Day 2. Here is what I learned:
Really? I am with the cabbie on this. It seems just a little weird. Charming? Maybe. Frustrating? A little. I think I am getting the hang of it, but I was so intent on practicing my counting on the stairs that I walked past our floor in the apartment building and then had no idea where I was. Of course, the Parisians see no reason to use apartment numbers. Deuxième étage à gauche, oui. No problem. Psst, the second floor is really the third floor in the U.S. since the ground floor is floor 0. And the Alliance Française building has a “supérieur premier étage,” which is a second first floor between the deuxième étage and the premier étage. As one of my classmates says, “You just have to let it wash over you and understand that you are a dummy.” Le vérité.
Really, it’s very exciting, fun and challenging. I am one of the oldsters in the class, which I expected, but everyone is friendly, adventurous and mostly they all speak English. The view from the building is incredible and Steven and I have been walking the 5 km there, so at least we are getting some exercise. It’s tough walking by the Tour Eiffel and Invalides every morning but someone’s got to do it.
In case you think it’s all wine and baguettes, we are still working.

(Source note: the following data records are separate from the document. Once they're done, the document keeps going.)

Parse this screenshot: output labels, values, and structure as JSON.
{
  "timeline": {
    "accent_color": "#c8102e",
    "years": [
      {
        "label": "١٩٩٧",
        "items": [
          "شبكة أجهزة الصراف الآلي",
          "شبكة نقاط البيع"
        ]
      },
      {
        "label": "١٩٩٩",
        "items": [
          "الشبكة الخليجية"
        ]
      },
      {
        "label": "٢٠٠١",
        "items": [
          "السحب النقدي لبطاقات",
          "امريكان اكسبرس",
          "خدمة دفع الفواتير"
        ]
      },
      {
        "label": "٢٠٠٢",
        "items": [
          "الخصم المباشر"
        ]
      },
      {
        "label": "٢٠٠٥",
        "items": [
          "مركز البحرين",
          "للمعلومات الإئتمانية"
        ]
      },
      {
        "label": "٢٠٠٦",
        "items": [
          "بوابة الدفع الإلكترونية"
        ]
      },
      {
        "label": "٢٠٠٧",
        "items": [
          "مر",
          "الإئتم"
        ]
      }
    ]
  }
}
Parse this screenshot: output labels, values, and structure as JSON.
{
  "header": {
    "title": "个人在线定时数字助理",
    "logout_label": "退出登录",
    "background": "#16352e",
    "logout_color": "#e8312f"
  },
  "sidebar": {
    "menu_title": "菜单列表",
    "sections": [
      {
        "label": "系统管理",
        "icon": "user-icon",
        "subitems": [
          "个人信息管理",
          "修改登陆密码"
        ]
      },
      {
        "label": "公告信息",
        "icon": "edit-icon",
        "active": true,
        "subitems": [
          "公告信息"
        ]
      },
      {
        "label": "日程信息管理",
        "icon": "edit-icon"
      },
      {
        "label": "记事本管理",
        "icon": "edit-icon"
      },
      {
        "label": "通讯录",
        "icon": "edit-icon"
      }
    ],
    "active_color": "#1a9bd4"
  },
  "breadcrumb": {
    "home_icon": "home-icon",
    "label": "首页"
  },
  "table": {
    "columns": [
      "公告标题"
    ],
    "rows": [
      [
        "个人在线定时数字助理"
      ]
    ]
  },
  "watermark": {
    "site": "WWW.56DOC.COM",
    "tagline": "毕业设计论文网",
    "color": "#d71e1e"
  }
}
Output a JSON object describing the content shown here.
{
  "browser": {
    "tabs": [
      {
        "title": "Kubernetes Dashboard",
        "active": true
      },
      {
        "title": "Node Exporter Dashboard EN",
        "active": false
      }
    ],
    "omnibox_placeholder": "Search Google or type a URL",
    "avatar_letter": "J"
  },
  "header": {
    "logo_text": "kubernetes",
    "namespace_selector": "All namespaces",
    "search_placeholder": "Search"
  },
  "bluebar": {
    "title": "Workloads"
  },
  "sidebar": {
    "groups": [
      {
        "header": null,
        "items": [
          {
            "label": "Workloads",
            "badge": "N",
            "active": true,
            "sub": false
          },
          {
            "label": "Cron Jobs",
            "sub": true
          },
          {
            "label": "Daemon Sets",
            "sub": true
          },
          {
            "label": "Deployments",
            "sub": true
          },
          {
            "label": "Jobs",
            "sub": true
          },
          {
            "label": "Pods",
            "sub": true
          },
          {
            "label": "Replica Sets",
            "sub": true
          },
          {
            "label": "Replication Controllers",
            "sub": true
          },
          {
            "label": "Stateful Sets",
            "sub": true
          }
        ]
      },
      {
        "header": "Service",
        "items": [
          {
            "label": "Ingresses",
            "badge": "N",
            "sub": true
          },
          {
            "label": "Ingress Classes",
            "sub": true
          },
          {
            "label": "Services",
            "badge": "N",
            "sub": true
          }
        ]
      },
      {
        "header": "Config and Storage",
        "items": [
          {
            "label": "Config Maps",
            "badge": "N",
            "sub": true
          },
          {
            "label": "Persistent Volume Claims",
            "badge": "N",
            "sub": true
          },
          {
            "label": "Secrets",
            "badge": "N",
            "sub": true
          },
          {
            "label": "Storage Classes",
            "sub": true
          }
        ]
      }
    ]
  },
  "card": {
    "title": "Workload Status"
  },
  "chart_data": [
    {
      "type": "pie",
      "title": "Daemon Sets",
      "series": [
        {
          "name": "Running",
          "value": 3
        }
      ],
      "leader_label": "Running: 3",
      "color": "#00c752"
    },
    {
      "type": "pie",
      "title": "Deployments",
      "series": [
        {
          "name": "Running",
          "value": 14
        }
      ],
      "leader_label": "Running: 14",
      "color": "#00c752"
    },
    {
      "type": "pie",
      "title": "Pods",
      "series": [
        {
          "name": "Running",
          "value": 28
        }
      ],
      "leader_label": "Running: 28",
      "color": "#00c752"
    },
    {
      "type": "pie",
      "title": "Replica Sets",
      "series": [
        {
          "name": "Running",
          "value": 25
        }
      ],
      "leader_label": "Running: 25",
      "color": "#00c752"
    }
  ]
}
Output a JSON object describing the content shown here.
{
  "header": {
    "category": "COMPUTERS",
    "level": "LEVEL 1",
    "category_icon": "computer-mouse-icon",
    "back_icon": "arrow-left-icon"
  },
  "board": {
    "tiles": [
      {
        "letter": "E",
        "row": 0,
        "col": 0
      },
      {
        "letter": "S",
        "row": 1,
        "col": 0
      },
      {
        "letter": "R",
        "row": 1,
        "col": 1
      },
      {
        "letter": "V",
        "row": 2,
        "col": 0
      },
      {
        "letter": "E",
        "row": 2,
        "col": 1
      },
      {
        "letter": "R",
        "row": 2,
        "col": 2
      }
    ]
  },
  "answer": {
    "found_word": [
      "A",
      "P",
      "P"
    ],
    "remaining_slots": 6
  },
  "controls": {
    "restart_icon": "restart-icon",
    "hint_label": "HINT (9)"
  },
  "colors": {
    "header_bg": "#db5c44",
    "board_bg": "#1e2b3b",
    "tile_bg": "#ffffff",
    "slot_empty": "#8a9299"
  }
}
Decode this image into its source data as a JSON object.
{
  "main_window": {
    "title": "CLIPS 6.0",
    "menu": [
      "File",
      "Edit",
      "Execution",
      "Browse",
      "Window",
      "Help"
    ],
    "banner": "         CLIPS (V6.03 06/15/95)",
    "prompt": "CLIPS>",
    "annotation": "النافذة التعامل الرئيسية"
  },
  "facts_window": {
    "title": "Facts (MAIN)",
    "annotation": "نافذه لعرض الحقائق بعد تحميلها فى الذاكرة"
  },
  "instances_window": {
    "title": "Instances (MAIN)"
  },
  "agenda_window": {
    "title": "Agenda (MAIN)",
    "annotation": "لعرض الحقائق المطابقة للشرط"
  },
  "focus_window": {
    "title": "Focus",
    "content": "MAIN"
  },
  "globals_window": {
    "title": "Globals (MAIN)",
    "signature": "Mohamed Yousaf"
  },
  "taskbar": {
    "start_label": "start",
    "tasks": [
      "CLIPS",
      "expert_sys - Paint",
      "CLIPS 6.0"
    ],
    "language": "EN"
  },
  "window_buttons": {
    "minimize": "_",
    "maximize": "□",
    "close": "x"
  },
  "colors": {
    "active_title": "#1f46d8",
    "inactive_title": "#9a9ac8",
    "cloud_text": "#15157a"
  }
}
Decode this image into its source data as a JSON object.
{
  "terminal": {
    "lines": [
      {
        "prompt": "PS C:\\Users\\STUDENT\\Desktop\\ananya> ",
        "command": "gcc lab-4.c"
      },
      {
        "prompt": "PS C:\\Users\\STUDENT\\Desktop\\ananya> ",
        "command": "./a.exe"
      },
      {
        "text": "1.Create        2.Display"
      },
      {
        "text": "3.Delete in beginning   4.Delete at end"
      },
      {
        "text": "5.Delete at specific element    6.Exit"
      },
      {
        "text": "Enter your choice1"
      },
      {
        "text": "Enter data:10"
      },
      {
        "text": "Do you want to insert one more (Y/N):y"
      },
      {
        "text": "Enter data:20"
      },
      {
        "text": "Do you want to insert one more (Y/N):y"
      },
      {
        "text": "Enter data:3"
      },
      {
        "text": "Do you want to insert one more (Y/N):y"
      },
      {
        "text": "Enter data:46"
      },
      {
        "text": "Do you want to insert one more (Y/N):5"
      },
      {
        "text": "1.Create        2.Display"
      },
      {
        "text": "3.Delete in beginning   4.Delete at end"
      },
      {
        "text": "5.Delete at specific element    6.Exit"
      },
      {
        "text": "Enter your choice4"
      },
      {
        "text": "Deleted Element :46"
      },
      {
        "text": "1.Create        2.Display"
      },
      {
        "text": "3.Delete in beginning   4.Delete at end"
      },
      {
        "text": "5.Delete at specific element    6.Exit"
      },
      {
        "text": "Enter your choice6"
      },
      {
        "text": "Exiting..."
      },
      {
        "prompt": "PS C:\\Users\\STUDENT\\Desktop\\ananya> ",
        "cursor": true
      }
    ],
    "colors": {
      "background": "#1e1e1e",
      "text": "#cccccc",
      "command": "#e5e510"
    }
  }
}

So after a morning of trying to understand and speak a language in which I had two sentences (Pardon, no parle pas français et Je ne sais pas) before this week, I head home on the Metro with my travel companion Antonia, a nun who speaks four languages already and lives right nearby, I sit down at the computer and do work that I get paid for. Then, I do homework and try to memorize vocabulary, pronunciation and where the accents go. No wonder I can’t answer the store clerk when she asks if I will be paying for my wine with a credit card!
I am looking forward to a weekend of exploring and a break from homework. No wonder the kids complained every day about it! Every time the teacher draws a little maison on the SmartBoard, I cringe.All in all, it’s all I hoped for and more. I am a firm believer in doing. And oolala, I am doing!